(Exercise requirements): Go through the entries and copy every line that has the string "with" in it.

Segment Start: Material to process

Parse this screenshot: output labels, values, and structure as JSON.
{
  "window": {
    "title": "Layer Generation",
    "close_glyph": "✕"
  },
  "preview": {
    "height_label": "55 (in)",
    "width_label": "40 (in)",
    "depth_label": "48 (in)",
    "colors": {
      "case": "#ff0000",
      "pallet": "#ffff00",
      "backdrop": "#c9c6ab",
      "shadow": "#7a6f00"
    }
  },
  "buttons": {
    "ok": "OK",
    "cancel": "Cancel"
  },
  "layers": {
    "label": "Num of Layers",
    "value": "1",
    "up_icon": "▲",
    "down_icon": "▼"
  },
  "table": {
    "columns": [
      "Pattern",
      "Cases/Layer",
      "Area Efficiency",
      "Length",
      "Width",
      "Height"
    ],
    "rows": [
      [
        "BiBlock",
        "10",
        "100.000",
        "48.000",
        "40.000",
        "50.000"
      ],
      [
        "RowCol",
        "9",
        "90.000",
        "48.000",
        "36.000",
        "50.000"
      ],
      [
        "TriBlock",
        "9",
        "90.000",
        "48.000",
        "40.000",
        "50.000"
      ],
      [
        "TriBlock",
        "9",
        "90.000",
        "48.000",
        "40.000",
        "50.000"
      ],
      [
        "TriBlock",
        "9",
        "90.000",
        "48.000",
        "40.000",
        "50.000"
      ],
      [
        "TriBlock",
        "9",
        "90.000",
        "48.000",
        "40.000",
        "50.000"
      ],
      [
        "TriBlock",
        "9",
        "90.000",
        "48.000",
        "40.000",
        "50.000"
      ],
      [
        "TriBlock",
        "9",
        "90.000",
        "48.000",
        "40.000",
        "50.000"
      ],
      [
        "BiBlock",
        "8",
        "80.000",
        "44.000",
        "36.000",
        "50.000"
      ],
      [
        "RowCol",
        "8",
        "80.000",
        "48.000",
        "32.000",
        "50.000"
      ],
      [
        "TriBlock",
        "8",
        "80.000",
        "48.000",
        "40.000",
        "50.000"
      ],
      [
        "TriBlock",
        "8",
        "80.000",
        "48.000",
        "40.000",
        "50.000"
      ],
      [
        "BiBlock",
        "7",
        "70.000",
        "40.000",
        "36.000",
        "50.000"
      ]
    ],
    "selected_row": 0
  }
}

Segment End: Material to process
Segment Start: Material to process

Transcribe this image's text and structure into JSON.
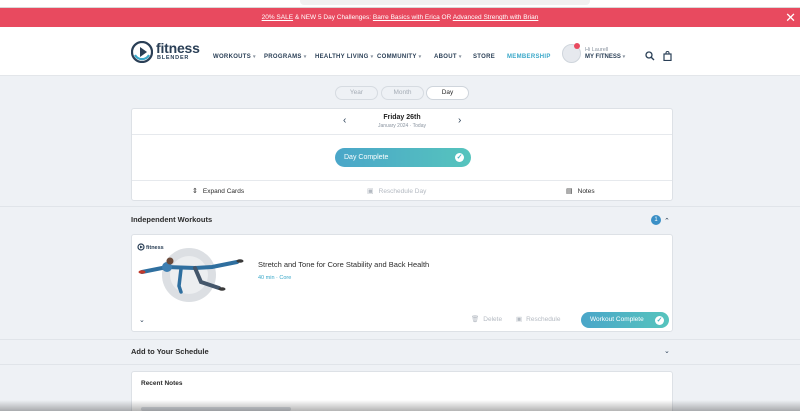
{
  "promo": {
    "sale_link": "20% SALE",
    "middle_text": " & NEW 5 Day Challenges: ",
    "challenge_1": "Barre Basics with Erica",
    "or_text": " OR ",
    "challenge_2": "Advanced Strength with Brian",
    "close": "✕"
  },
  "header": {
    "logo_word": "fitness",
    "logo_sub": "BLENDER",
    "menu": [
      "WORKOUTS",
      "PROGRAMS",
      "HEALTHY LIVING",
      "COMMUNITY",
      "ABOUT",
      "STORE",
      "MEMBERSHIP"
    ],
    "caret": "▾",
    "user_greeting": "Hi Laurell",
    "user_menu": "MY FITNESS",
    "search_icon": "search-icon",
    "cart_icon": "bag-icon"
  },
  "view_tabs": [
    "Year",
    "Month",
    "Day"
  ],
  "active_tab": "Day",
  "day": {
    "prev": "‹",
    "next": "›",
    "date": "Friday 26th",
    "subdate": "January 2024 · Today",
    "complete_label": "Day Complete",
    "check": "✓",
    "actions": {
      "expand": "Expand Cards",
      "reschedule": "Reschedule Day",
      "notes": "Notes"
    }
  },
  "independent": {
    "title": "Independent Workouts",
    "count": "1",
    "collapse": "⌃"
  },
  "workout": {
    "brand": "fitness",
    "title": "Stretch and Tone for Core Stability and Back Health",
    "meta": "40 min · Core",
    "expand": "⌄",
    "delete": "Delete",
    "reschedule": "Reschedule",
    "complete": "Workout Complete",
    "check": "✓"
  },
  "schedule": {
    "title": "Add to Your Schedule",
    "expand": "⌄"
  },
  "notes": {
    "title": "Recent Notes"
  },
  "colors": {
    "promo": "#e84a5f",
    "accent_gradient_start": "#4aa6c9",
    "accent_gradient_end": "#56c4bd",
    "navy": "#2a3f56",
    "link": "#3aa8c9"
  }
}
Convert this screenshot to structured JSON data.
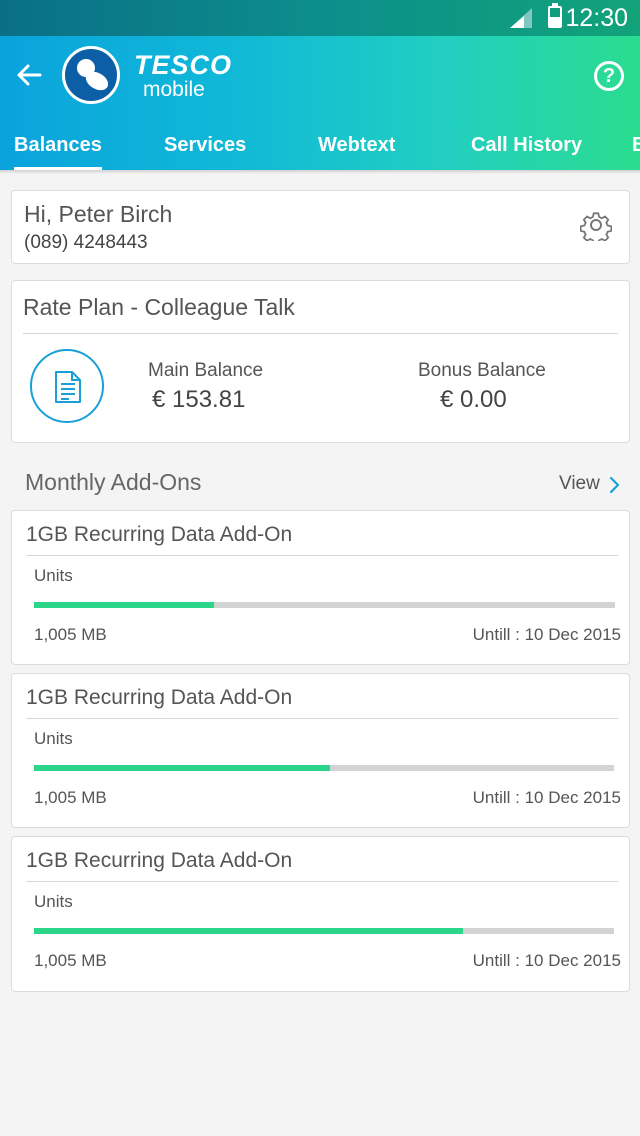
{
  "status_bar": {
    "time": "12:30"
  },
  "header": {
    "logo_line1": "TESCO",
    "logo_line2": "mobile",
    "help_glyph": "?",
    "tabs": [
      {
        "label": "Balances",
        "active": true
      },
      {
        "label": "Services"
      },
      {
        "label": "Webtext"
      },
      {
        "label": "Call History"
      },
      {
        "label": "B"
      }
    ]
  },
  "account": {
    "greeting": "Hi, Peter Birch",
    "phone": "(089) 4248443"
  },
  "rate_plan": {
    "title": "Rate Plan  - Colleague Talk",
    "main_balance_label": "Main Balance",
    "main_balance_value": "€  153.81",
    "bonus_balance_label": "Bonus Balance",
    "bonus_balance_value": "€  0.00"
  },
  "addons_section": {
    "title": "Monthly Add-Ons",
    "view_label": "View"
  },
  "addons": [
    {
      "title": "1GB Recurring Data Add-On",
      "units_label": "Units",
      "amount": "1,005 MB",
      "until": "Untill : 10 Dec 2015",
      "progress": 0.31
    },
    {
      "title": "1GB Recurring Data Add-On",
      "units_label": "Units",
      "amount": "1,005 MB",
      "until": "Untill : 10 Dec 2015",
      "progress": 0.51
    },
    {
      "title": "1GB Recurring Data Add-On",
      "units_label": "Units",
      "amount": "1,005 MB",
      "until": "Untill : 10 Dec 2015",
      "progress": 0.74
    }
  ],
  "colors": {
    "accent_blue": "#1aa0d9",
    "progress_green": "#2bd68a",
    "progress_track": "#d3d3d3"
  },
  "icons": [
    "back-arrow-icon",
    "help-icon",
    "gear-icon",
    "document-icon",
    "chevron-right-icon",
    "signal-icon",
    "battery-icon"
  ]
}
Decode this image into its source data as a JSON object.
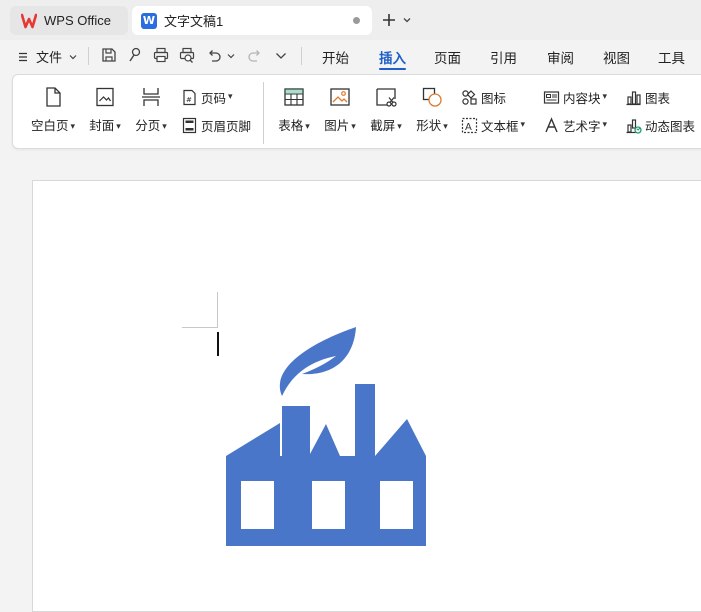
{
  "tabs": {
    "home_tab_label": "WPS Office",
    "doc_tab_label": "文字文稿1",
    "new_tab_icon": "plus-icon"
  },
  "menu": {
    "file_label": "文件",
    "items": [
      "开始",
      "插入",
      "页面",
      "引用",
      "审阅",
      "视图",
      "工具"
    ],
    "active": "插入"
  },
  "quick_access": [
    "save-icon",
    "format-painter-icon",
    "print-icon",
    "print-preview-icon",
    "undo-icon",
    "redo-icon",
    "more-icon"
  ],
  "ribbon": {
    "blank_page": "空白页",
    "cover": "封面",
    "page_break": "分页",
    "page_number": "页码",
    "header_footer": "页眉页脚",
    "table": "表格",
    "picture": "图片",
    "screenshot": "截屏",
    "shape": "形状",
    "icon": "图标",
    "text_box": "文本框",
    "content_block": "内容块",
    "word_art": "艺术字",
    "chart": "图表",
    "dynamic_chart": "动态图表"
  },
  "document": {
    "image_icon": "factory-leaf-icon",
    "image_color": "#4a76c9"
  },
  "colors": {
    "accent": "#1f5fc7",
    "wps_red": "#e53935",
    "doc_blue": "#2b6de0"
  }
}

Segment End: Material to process
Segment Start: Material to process

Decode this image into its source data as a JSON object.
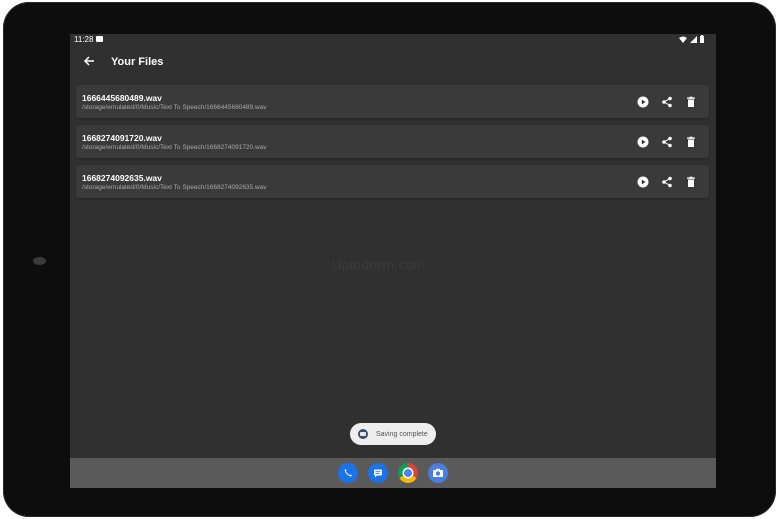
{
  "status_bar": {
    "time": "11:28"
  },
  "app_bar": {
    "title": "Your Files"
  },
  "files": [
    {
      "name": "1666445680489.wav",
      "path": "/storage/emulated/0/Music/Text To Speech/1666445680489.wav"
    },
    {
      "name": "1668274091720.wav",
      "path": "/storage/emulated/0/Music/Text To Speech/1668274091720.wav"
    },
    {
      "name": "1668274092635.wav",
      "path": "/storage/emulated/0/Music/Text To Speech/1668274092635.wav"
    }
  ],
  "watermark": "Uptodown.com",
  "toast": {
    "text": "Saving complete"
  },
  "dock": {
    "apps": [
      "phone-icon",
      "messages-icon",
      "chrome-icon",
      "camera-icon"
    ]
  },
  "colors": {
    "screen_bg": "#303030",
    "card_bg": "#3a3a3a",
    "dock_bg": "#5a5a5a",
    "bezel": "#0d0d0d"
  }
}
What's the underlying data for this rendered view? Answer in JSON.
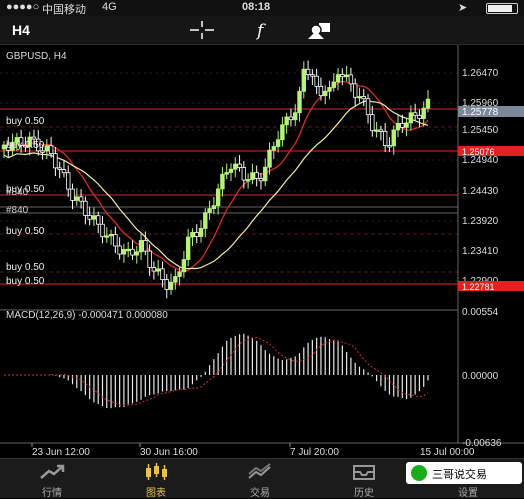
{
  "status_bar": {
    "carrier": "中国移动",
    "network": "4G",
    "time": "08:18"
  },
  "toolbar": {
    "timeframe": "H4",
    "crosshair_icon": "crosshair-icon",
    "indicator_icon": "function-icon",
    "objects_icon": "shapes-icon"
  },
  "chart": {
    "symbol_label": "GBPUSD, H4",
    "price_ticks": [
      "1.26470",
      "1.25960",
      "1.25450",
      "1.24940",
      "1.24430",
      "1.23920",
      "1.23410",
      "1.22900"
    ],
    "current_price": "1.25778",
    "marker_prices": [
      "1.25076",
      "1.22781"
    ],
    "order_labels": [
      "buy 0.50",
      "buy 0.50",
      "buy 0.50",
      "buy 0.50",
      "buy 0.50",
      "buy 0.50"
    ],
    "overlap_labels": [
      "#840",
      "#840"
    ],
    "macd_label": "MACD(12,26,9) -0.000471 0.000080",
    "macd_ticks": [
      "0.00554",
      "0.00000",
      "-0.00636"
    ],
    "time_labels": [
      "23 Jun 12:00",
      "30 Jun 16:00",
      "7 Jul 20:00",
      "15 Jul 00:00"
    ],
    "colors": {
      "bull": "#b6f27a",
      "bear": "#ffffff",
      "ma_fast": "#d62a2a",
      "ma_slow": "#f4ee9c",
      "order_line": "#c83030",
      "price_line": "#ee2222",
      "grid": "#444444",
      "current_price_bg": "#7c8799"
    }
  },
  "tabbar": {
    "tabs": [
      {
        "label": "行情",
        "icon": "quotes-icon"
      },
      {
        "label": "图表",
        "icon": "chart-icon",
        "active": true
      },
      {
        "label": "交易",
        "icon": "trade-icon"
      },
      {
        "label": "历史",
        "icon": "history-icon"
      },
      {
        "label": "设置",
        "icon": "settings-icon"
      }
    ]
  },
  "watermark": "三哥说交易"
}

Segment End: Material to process

(Result of this exercise):
    "challenge_1": "Barre Basics with Erica",
    "challenge_2": "Advanced Strength with Brian",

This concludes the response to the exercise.